RECORDS SUPPLIED ▸

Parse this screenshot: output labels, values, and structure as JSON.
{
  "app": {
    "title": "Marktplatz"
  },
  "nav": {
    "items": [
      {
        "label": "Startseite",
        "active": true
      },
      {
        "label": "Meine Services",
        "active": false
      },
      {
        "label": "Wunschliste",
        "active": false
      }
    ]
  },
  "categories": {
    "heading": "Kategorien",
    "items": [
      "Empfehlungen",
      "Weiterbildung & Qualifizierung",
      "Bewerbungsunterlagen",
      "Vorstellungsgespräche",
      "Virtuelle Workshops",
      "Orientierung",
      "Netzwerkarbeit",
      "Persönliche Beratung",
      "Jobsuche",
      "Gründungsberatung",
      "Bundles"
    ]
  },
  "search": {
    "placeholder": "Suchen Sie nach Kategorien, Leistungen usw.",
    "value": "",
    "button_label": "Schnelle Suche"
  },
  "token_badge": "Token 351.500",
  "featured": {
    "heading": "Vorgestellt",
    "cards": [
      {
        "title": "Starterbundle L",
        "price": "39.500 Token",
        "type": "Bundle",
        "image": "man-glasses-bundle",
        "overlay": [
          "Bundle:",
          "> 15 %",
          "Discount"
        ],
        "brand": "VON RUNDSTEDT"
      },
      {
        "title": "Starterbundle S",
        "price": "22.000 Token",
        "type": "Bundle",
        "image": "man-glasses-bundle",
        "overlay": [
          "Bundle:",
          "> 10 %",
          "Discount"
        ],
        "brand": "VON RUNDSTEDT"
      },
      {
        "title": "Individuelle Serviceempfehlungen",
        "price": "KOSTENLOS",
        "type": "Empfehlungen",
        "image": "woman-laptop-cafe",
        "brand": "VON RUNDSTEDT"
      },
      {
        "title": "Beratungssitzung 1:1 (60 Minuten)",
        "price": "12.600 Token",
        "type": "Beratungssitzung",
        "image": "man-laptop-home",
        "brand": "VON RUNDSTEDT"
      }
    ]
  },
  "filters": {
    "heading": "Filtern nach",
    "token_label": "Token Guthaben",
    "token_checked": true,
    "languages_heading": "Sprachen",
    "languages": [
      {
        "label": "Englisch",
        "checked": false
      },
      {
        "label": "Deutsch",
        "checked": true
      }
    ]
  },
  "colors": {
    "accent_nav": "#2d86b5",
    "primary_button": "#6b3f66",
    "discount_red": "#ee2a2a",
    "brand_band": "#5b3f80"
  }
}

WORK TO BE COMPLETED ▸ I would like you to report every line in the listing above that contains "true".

RESPONSE ▸
        "active": true
    "token_checked": true,
        "checked": true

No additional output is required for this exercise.